Hodder, out now
The world reels from a sudden spate of disasters as one aircraft after another crashes, leaving just three survivors…
With the disappearance of Malaysian Airlines flight MH370 still topping the headlines, Sarah Lotz’s epic saga is very timely. Having been working on a non-fiction book on the same topic, I know how meticulously she has researched the subject of plane crashes, and the very particular way in which such events are investigated – to the extent that her “quotes” from air accident investigation reports, and eye witness statements feel as if they’ve been extracted from the official records.
That’s not to suggest for one moment that this is a dry book – told in multiple voices (from a southern American prostitute to online conversations between Japanese youngsters), it paints a picture of a world which looks for meaning in something which is possibly meaningless, and tries to impose a pattern where one may not be. Like Stephen King, Lotz draws you in by grounding her tale in everyday events and given that the references to the minutiae of life are accurate for the UK, it’s reasonable to assume that readers worldwide will find it reflecting their daily patterns.
However, as the story unfolds, the horrifying truth becomes increasingly clear (to the reader if not the participants), with a growing sense of terror underlying many of the reports and the events they chronicle.
Lotz evokes the spirit of John Wyndham’s novels – that feeling of humanity under attack from forces which it would find hard to comprehend, and therefore dismisses as non-existent.
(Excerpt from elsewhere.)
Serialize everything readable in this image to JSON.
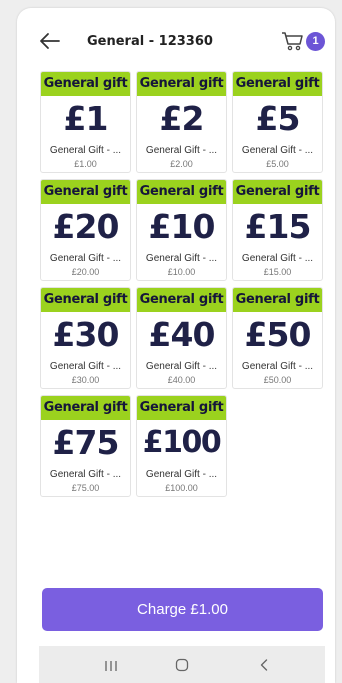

There are many chilling moments within the story, but she saves the best for last – and it’ll give you a whole new perspective when you come to reread the book (which you will definitely want to do).
Verdict: An epic tale told through very believable characters – highly recommended. 9/10